Brexit would be the best outcome for all parties in the long run, according to a Belgian professor who heads up the European Institute at the London School of Economics (LSE).
Professor Paul De Grauwe (right) told ‘Terzake’— the evening news show on the Flemish public-broadcaster VRT — Eurosceptic sentiment in the UK favouring Brexit is very strong, and it would not disappear merely because British voters elect to stay in the European Union (EU) at the referendum. He said:
“There is a lot of hatred against Europe. The media and a major part of the political elite dislike the European Union. This will not disappear after the referendum.”
According to Flanders News, Professor De Grauwe has been living and working in the UK for four years. As head of the LSE’s European Institute — a centre dedicated to the interdisciplinary study integration and fragmentation in Europe — he represents an authoritative voice on the European question.
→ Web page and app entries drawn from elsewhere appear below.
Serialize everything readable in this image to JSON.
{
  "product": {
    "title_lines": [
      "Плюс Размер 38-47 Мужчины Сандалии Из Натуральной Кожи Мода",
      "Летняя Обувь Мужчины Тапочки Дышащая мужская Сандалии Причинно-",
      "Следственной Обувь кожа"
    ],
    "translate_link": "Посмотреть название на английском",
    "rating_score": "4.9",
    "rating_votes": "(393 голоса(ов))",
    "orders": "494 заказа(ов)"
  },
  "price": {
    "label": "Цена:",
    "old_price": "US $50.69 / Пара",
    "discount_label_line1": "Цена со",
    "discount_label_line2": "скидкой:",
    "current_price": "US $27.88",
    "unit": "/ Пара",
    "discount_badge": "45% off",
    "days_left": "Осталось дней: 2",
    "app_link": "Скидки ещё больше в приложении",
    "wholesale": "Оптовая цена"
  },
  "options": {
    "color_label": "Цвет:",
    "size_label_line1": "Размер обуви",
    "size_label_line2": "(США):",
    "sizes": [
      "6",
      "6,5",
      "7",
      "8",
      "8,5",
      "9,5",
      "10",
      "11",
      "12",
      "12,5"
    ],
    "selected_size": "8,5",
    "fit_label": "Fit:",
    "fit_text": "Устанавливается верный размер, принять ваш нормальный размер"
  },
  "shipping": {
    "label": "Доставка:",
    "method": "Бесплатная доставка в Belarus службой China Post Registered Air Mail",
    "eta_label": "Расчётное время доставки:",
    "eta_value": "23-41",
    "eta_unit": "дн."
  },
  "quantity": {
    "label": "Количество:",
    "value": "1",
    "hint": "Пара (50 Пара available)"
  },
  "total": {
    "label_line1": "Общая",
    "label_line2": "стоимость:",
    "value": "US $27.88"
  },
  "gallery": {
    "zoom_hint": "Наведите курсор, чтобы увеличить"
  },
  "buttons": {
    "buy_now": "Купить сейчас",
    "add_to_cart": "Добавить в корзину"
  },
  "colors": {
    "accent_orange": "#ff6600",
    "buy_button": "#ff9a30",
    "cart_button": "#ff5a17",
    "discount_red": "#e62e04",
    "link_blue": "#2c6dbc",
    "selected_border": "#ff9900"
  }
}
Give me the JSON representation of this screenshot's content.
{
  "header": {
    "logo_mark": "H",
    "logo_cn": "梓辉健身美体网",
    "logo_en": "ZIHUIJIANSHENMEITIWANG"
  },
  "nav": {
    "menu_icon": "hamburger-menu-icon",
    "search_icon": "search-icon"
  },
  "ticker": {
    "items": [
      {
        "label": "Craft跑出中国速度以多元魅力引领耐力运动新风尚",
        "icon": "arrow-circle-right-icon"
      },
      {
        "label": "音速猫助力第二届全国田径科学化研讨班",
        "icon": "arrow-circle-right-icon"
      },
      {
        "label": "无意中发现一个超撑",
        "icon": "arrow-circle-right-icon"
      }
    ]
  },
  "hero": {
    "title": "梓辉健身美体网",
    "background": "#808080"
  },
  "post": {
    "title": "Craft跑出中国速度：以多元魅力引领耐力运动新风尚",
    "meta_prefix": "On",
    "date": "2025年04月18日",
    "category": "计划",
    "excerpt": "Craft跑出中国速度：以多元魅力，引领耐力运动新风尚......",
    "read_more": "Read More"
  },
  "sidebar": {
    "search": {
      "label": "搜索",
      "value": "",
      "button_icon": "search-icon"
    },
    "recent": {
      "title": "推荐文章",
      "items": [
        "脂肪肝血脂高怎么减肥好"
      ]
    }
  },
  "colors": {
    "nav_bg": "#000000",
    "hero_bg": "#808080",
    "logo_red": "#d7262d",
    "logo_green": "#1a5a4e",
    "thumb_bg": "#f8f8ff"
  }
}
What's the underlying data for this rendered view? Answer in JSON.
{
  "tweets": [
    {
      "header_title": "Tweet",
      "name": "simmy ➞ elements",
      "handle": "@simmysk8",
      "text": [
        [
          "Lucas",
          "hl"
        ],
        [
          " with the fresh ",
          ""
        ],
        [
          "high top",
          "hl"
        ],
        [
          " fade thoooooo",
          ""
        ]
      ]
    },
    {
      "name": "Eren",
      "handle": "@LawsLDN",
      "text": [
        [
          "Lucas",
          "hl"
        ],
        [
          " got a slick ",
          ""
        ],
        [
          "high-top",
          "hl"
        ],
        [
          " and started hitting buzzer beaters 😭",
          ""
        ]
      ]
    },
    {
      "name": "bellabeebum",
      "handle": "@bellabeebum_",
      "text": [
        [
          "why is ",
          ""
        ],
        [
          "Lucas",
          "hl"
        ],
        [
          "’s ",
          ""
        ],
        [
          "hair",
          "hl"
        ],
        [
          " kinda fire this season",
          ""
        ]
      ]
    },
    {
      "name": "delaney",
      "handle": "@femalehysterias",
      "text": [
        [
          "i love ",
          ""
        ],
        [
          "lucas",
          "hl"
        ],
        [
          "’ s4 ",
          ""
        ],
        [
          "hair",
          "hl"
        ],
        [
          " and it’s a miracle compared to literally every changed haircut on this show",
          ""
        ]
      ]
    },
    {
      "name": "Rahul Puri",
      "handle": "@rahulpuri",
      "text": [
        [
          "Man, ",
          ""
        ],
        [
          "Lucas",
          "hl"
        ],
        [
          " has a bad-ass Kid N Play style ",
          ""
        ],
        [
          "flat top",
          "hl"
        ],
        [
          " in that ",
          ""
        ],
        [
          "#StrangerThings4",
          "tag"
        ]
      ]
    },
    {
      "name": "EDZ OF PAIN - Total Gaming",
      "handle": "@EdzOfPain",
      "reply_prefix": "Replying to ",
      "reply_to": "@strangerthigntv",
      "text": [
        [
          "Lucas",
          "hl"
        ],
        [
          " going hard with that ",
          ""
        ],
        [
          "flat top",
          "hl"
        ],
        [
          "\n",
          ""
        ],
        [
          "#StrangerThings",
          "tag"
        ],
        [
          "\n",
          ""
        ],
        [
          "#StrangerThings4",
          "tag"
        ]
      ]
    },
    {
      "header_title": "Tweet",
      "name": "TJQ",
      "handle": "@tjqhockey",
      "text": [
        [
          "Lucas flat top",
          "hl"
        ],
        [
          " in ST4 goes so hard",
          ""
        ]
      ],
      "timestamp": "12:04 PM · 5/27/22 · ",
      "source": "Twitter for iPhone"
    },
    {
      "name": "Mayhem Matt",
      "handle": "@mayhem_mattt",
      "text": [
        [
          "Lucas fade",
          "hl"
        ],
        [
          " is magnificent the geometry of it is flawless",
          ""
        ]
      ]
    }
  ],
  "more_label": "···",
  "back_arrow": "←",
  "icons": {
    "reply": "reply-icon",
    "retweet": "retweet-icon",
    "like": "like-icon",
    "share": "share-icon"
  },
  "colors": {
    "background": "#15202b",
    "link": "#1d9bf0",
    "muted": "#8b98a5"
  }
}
Acknowledging that the goal of Eurosceptics “is to bring as much sovereignty back from Brussels to London as possible” he said it would not be a good thing if the UK chooses to remain in the EU. He explained:
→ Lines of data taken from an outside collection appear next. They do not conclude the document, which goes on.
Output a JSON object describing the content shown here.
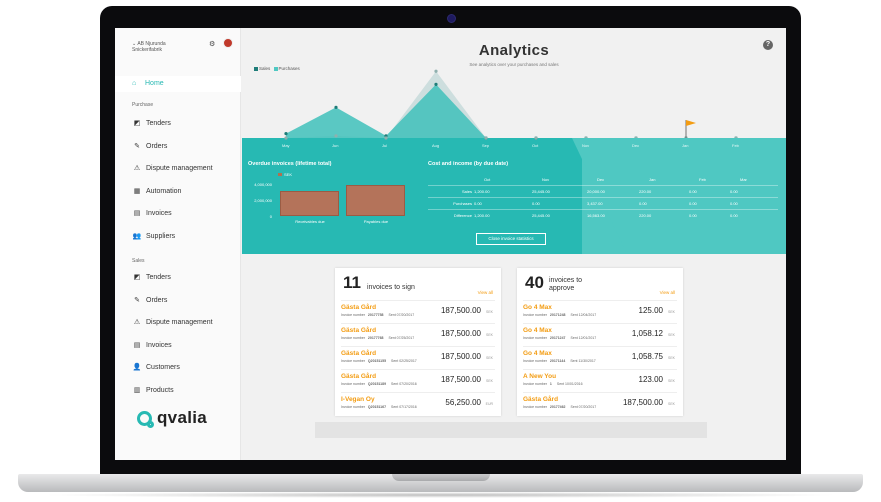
{
  "sidebar": {
    "company": "AB Njurunda Snickerifabrik",
    "home": "Home",
    "purchase_label": "Purchase",
    "purchase_items": [
      {
        "label": "Tenders",
        "icon": "tenders-icon",
        "glyph": "◩"
      },
      {
        "label": "Orders",
        "icon": "pen-icon",
        "glyph": "✎"
      },
      {
        "label": "Dispute management",
        "icon": "warning-icon",
        "glyph": "⚠"
      },
      {
        "label": "Automation",
        "icon": "calendar-icon",
        "glyph": "▦"
      },
      {
        "label": "Invoices",
        "icon": "invoice-icon",
        "glyph": "▤"
      },
      {
        "label": "Suppliers",
        "icon": "people-icon",
        "glyph": "👥"
      }
    ],
    "sales_label": "Sales",
    "sales_items": [
      {
        "label": "Tenders",
        "icon": "tenders-icon",
        "glyph": "◩"
      },
      {
        "label": "Orders",
        "icon": "pen-icon",
        "glyph": "✎"
      },
      {
        "label": "Dispute management",
        "icon": "warning-icon",
        "glyph": "⚠"
      },
      {
        "label": "Invoices",
        "icon": "invoice-icon",
        "glyph": "▤"
      },
      {
        "label": "Customers",
        "icon": "person-icon",
        "glyph": "👤"
      },
      {
        "label": "Products",
        "icon": "barcode-icon",
        "glyph": "▥"
      }
    ],
    "logo_text": "qvalia"
  },
  "header": {
    "title": "Analytics",
    "subtitle": "See analytics over your purchases and sales",
    "help": "?"
  },
  "chart_data": {
    "type": "area",
    "legend": [
      "Sales",
      "Purchases"
    ],
    "categories": [
      "May",
      "Jun",
      "Jul",
      "Aug",
      "Sep",
      "Oct",
      "Nov",
      "Dec",
      "Jan",
      "Feb"
    ],
    "series": [
      {
        "name": "Sales",
        "values": [
          200,
          1400,
          100,
          2450,
          0,
          0,
          0,
          0,
          0,
          0
        ]
      },
      {
        "name": "Purchases",
        "values": [
          0,
          100,
          0,
          3050,
          0,
          0,
          0,
          0,
          0,
          0
        ]
      }
    ]
  },
  "overdue": {
    "title": "Overdue invoices (lifetime total)",
    "legend": "SEK",
    "yticks": [
      "4,000,000",
      "2,000,000",
      "0"
    ],
    "bars": [
      {
        "label": "Receivables due",
        "value": 2900000
      },
      {
        "label": "Payables due",
        "value": 3700000
      }
    ]
  },
  "cost_income": {
    "title": "Cost and income (by due date)",
    "columns": [
      "Oct",
      "Nov",
      "Dec",
      "Jan",
      "Feb",
      "Mar"
    ],
    "rows": [
      {
        "label": "Sales",
        "values": [
          "1,200.00",
          "25,445.00",
          "20,000.00",
          "220.00",
          "0.00",
          "0.00"
        ]
      },
      {
        "label": "Purchases",
        "values": [
          "0.00",
          "0.00",
          "3,437.00",
          "0.00",
          "0.00",
          "0.00"
        ]
      },
      {
        "label": "Difference",
        "values": [
          "1,200.00",
          "25,445.00",
          "16,563.00",
          "220.00",
          "0.00",
          "0.00"
        ]
      }
    ],
    "close_button": "Close invoice statistics"
  },
  "sign_card": {
    "count": "11",
    "title": "invoices to sign",
    "view_all": "View all",
    "items": [
      {
        "name": "Gästa Gård",
        "number": "20177758",
        "sent": "Sent 07/20/2017",
        "amount": "187,500.00",
        "cur": "SEK"
      },
      {
        "name": "Gästa Gård",
        "number": "20177768",
        "sent": "Sent 07/25/2017",
        "amount": "187,500.00",
        "cur": "SEK"
      },
      {
        "name": "Gästa Gård",
        "number": "Q20151155",
        "sent": "Sent 02/25/2017",
        "amount": "187,500.00",
        "cur": "SEK"
      },
      {
        "name": "Gästa Gård",
        "number": "Q20151189",
        "sent": "Sent 07/20/2016",
        "amount": "187,500.00",
        "cur": "SEK"
      },
      {
        "name": "I-Vegan Oy",
        "number": "Q20151167",
        "sent": "Sent 07/17/2016",
        "amount": "56,250.00",
        "cur": "EUR"
      }
    ]
  },
  "approve_card": {
    "count": "40",
    "title_line1": "invoices to",
    "title_line2": "approve",
    "view_all": "View all",
    "items": [
      {
        "name": "Go 4 Max",
        "number": "20171248",
        "sent": "Sent 12/04/2017",
        "amount": "125.00",
        "cur": "SEK"
      },
      {
        "name": "Go 4 Max",
        "number": "20171247",
        "sent": "Sent 12/01/2017",
        "amount": "1,058.12",
        "cur": "SEK"
      },
      {
        "name": "Go 4 Max",
        "number": "20171144",
        "sent": "Sent 11/30/2017",
        "amount": "1,058.75",
        "cur": "SEK"
      },
      {
        "name": "A New You",
        "number": "1",
        "sent": "Sent 10/01/2016",
        "amount": "123.00",
        "cur": "SEK"
      },
      {
        "name": "Gästa Gård",
        "number": "20177462",
        "sent": "Sent 07/20/2017",
        "amount": "187,500.00",
        "cur": "SEK"
      }
    ]
  },
  "invoice_number_label": "Invoice number",
  "colors": {
    "teal": "#27b9b3",
    "orange": "#f39c12",
    "bar": "#b4735a"
  }
}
“The anti-Europeans will just continue their strategy. They will block all efforts to integrate further, and they will try to have powers devolved to Westminster again. This is not in the EU’s interests. That is why it’s probably better for the EU that the British leave.”
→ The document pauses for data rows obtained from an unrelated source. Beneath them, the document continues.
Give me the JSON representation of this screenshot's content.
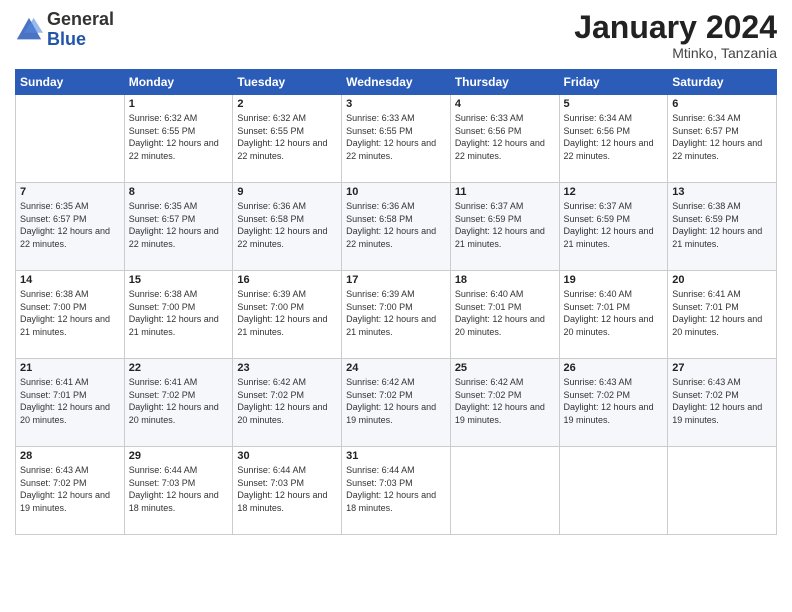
{
  "logo": {
    "general": "General",
    "blue": "Blue"
  },
  "header": {
    "title": "January 2024",
    "location": "Mtinko, Tanzania"
  },
  "weekdays": [
    "Sunday",
    "Monday",
    "Tuesday",
    "Wednesday",
    "Thursday",
    "Friday",
    "Saturday"
  ],
  "weeks": [
    [
      {
        "day": "",
        "content": ""
      },
      {
        "day": "1",
        "content": "Sunrise: 6:32 AM\nSunset: 6:55 PM\nDaylight: 12 hours and 22 minutes."
      },
      {
        "day": "2",
        "content": "Sunrise: 6:32 AM\nSunset: 6:55 PM\nDaylight: 12 hours and 22 minutes."
      },
      {
        "day": "3",
        "content": "Sunrise: 6:33 AM\nSunset: 6:55 PM\nDaylight: 12 hours and 22 minutes."
      },
      {
        "day": "4",
        "content": "Sunrise: 6:33 AM\nSunset: 6:56 PM\nDaylight: 12 hours and 22 minutes."
      },
      {
        "day": "5",
        "content": "Sunrise: 6:34 AM\nSunset: 6:56 PM\nDaylight: 12 hours and 22 minutes."
      },
      {
        "day": "6",
        "content": "Sunrise: 6:34 AM\nSunset: 6:57 PM\nDaylight: 12 hours and 22 minutes."
      }
    ],
    [
      {
        "day": "7",
        "content": "Sunrise: 6:35 AM\nSunset: 6:57 PM\nDaylight: 12 hours and 22 minutes."
      },
      {
        "day": "8",
        "content": "Sunrise: 6:35 AM\nSunset: 6:57 PM\nDaylight: 12 hours and 22 minutes."
      },
      {
        "day": "9",
        "content": "Sunrise: 6:36 AM\nSunset: 6:58 PM\nDaylight: 12 hours and 22 minutes."
      },
      {
        "day": "10",
        "content": "Sunrise: 6:36 AM\nSunset: 6:58 PM\nDaylight: 12 hours and 22 minutes."
      },
      {
        "day": "11",
        "content": "Sunrise: 6:37 AM\nSunset: 6:59 PM\nDaylight: 12 hours and 21 minutes."
      },
      {
        "day": "12",
        "content": "Sunrise: 6:37 AM\nSunset: 6:59 PM\nDaylight: 12 hours and 21 minutes."
      },
      {
        "day": "13",
        "content": "Sunrise: 6:38 AM\nSunset: 6:59 PM\nDaylight: 12 hours and 21 minutes."
      }
    ],
    [
      {
        "day": "14",
        "content": "Sunrise: 6:38 AM\nSunset: 7:00 PM\nDaylight: 12 hours and 21 minutes."
      },
      {
        "day": "15",
        "content": "Sunrise: 6:38 AM\nSunset: 7:00 PM\nDaylight: 12 hours and 21 minutes."
      },
      {
        "day": "16",
        "content": "Sunrise: 6:39 AM\nSunset: 7:00 PM\nDaylight: 12 hours and 21 minutes."
      },
      {
        "day": "17",
        "content": "Sunrise: 6:39 AM\nSunset: 7:00 PM\nDaylight: 12 hours and 21 minutes."
      },
      {
        "day": "18",
        "content": "Sunrise: 6:40 AM\nSunset: 7:01 PM\nDaylight: 12 hours and 20 minutes."
      },
      {
        "day": "19",
        "content": "Sunrise: 6:40 AM\nSunset: 7:01 PM\nDaylight: 12 hours and 20 minutes."
      },
      {
        "day": "20",
        "content": "Sunrise: 6:41 AM\nSunset: 7:01 PM\nDaylight: 12 hours and 20 minutes."
      }
    ],
    [
      {
        "day": "21",
        "content": "Sunrise: 6:41 AM\nSunset: 7:01 PM\nDaylight: 12 hours and 20 minutes."
      },
      {
        "day": "22",
        "content": "Sunrise: 6:41 AM\nSunset: 7:02 PM\nDaylight: 12 hours and 20 minutes."
      },
      {
        "day": "23",
        "content": "Sunrise: 6:42 AM\nSunset: 7:02 PM\nDaylight: 12 hours and 20 minutes."
      },
      {
        "day": "24",
        "content": "Sunrise: 6:42 AM\nSunset: 7:02 PM\nDaylight: 12 hours and 19 minutes."
      },
      {
        "day": "25",
        "content": "Sunrise: 6:42 AM\nSunset: 7:02 PM\nDaylight: 12 hours and 19 minutes."
      },
      {
        "day": "26",
        "content": "Sunrise: 6:43 AM\nSunset: 7:02 PM\nDaylight: 12 hours and 19 minutes."
      },
      {
        "day": "27",
        "content": "Sunrise: 6:43 AM\nSunset: 7:02 PM\nDaylight: 12 hours and 19 minutes."
      }
    ],
    [
      {
        "day": "28",
        "content": "Sunrise: 6:43 AM\nSunset: 7:02 PM\nDaylight: 12 hours and 19 minutes."
      },
      {
        "day": "29",
        "content": "Sunrise: 6:44 AM\nSunset: 7:03 PM\nDaylight: 12 hours and 18 minutes."
      },
      {
        "day": "30",
        "content": "Sunrise: 6:44 AM\nSunset: 7:03 PM\nDaylight: 12 hours and 18 minutes."
      },
      {
        "day": "31",
        "content": "Sunrise: 6:44 AM\nSunset: 7:03 PM\nDaylight: 12 hours and 18 minutes."
      },
      {
        "day": "",
        "content": ""
      },
      {
        "day": "",
        "content": ""
      },
      {
        "day": "",
        "content": ""
      }
    ]
  ]
}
Although he first told VRT Brexit would “probably not” benefit the UK, he went on to concede that any problems would be short-lived, saying:
“Britain will have to negotiate a new trade deal with the EU in the short term. There may a problem, but only during a period of transition.”
Professor Paul De Grauwe concluded that Brexit would be the lesser of two evils, because the alternative would see the UK being a kind of Trojan Horse within the EU.